An exact copy of every record is required.

━━━

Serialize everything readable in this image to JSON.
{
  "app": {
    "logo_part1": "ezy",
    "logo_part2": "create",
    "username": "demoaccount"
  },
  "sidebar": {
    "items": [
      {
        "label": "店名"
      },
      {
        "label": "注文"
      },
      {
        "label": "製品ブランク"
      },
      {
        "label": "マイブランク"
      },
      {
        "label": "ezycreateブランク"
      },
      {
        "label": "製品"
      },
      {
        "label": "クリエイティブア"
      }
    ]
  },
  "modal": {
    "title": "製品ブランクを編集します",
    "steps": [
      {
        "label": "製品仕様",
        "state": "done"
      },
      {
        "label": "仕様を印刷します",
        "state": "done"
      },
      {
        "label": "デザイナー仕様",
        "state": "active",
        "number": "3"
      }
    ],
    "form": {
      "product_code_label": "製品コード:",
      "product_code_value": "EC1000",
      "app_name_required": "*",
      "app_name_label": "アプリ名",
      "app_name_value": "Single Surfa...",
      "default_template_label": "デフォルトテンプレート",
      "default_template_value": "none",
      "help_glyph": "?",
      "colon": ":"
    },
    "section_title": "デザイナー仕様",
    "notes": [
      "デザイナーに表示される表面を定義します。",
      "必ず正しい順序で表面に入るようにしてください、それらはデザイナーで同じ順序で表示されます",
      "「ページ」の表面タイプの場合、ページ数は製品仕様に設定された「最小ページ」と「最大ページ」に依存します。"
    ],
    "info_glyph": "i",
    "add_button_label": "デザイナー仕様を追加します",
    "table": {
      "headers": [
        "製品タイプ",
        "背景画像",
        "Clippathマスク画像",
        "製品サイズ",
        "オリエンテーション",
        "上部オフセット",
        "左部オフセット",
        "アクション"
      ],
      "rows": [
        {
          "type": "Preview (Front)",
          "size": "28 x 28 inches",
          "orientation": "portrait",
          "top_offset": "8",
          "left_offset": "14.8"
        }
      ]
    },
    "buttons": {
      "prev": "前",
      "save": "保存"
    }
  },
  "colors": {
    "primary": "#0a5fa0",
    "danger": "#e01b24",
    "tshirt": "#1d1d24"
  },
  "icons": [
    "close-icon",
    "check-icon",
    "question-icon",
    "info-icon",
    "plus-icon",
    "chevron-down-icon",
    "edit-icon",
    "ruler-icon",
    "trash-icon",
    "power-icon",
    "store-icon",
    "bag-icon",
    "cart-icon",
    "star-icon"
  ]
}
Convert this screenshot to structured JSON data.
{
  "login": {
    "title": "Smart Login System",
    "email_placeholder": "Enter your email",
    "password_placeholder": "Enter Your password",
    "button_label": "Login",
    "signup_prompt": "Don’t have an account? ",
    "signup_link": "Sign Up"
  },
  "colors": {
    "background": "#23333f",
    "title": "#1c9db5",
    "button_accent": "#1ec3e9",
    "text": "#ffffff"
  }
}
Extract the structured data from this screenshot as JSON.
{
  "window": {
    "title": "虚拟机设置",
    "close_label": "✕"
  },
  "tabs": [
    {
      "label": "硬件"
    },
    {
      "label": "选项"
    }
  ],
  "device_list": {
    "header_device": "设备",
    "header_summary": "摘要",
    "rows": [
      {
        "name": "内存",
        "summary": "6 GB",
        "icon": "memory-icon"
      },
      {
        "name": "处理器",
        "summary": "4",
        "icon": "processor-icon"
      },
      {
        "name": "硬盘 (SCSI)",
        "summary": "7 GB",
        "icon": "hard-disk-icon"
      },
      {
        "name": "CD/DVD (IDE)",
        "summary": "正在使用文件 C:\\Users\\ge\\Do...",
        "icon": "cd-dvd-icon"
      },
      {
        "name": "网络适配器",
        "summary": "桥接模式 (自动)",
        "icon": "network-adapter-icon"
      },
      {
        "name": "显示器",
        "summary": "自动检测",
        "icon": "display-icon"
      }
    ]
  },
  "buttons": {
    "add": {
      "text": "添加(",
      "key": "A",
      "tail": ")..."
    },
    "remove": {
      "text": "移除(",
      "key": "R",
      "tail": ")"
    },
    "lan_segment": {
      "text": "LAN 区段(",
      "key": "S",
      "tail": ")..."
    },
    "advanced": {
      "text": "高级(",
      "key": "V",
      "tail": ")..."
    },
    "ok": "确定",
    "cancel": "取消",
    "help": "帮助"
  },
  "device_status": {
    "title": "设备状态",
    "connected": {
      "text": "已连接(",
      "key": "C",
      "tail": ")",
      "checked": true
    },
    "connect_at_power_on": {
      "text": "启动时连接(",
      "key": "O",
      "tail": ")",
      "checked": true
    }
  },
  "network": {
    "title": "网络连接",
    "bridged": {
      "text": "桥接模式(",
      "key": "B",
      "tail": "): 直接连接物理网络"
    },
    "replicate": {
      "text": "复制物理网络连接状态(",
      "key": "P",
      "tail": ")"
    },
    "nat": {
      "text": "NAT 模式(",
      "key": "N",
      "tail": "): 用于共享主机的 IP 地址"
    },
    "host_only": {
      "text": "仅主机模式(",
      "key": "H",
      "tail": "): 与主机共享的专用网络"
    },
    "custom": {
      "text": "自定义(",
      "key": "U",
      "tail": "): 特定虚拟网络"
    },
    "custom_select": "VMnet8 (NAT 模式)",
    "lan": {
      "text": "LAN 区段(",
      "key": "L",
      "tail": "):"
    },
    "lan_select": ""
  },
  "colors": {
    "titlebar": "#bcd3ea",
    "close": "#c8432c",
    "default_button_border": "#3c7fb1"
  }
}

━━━

Your response —
Serialize everything readable in this image to JSON.
{
  "app": {
    "logo_part1": "ezy",
    "logo_part2": "create",
    "username": "demoaccount"
  },
  "sidebar": {
    "items": [
      {
        "label": "店名"
      },
      {
        "label": "注文"
      },
      {
        "label": "製品ブランク"
      },
      {
        "label": "マイブランク"
      },
      {
        "label": "ezycreateブランク"
      },
      {
        "label": "製品"
      },
      {
        "label": "クリエイティブア"
      }
    ]
  },
  "modal": {
    "title": "製品ブランクを編集します",
    "steps": [
      {
        "label": "製品仕様",
        "state": "done"
      },
      {
        "label": "仕様を印刷します",
        "state": "done"
      },
      {
        "label": "デザイナー仕様",
        "state": "active",
        "number": "3"
      }
    ],
    "form": {
      "product_code_label": "製品コード:",
      "product_code_value": "EC1000",
      "app_name_required": "*",
      "app_name_label": "アプリ名",
      "app_name_value": "Single Surfa...",
      "default_template_label": "デフォルトテンプレート",
      "default_template_value": "none",
      "help_glyph": "?",
      "colon": ":"
    },
    "section_title": "デザイナー仕様",
    "notes": [
      "デザイナーに表示される表面を定義します。",
      "必ず正しい順序で表面に入るようにしてください、それらはデザイナーで同じ順序で表示されます",
      "「ページ」の表面タイプの場合、ページ数は製品仕様に設定された「最小ページ」と「最大ページ」に依存します。"
    ],
    "info_glyph": "i",
    "add_button_label": "デザイナー仕様を追加します",
    "table": {
      "headers": [
        "製品タイプ",
        "背景画像",
        "Clippathマスク画像",
        "製品サイズ",
        "オリエンテーション",
        "上部オフセット",
        "左部オフセット",
        "アクション"
      ],
      "rows": [
        {
          "type": "Preview (Front)",
          "size": "28 x 28 inches",
          "orientation": "portrait",
          "top_offset": "8",
          "left_offset": "14.8"
        }
      ]
    },
    "buttons": {
      "prev": "前",
      "save": "保存"
    }
  },
  "colors": {
    "primary": "#0a5fa0",
    "danger": "#e01b24",
    "tshirt": "#1d1d24"
  },
  "icons": [
    "close-icon",
    "check-icon",
    "question-icon",
    "info-icon",
    "plus-icon",
    "chevron-down-icon",
    "edit-icon",
    "ruler-icon",
    "trash-icon",
    "power-icon",
    "store-icon",
    "bag-icon",
    "cart-icon",
    "star-icon"
  ]
}
Convert this screenshot to structured JSON data.
{
  "login": {
    "title": "Smart Login System",
    "email_placeholder": "Enter your email",
    "password_placeholder": "Enter Your password",
    "button_label": "Login",
    "signup_prompt": "Don’t have an account? ",
    "signup_link": "Sign Up"
  },
  "colors": {
    "background": "#23333f",
    "title": "#1c9db5",
    "button_accent": "#1ec3e9",
    "text": "#ffffff"
  }
}
Extract the structured data from this screenshot as JSON.
{
  "window": {
    "title": "虚拟机设置",
    "close_label": "✕"
  },
  "tabs": [
    {
      "label": "硬件"
    },
    {
      "label": "选项"
    }
  ],
  "device_list": {
    "header_device": "设备",
    "header_summary": "摘要",
    "rows": [
      {
        "name": "内存",
        "summary": "6 GB",
        "icon": "memory-icon"
      },
      {
        "name": "处理器",
        "summary": "4",
        "icon": "processor-icon"
      },
      {
        "name": "硬盘 (SCSI)",
        "summary": "7 GB",
        "icon": "hard-disk-icon"
      },
      {
        "name": "CD/DVD (IDE)",
        "summary": "正在使用文件 C:\\Users\\ge\\Do...",
        "icon": "cd-dvd-icon"
      },
      {
        "name": "网络适配器",
        "summary": "桥接模式 (自动)",
        "icon": "network-adapter-icon"
      },
      {
        "name": "显示器",
        "summary": "自动检测",
        "icon": "display-icon"
      }
    ]
  },
  "buttons": {
    "add": {
      "text": "添加(",
      "key": "A",
      "tail": ")..."
    },
    "remove": {
      "text": "移除(",
      "key": "R",
      "tail": ")"
    },
    "lan_segment": {
      "text": "LAN 区段(",
      "key": "S",
      "tail": ")..."
    },
    "advanced": {
      "text": "高级(",
      "key": "V",
      "tail": ")..."
    },
    "ok": "确定",
    "cancel": "取消",
    "help": "帮助"
  },
  "device_status": {
    "title": "设备状态",
    "connected": {
      "text": "已连接(",
      "key": "C",
      "tail": ")",
      "checked": true
    },
    "connect_at_power_on": {
      "text": "启动时连接(",
      "key": "O",
      "tail": ")",
      "checked": true
    }
  },
  "network": {
    "title": "网络连接",
    "bridged": {
      "text": "桥接模式(",
      "key": "B",
      "tail": "): 直接连接物理网络"
    },
    "replicate": {
      "text": "复制物理网络连接状态(",
      "key": "P",
      "tail": ")"
    },
    "nat": {
      "text": "NAT 模式(",
      "key": "N",
      "tail": "): 用于共享主机的 IP 地址"
    },
    "host_only": {
      "text": "仅主机模式(",
      "key": "H",
      "tail": "): 与主机共享的专用网络"
    },
    "custom": {
      "text": "自定义(",
      "key": "U",
      "tail": "): 特定虚拟网络"
    },
    "custom_select": "VMnet8 (NAT 模式)",
    "lan": {
      "text": "LAN 区段(",
      "key": "L",
      "tail": "):"
    },
    "lan_select": ""
  },
  "colors": {
    "titlebar": "#bcd3ea",
    "close": "#c8432c",
    "default_button_border": "#3c7fb1"
  }
}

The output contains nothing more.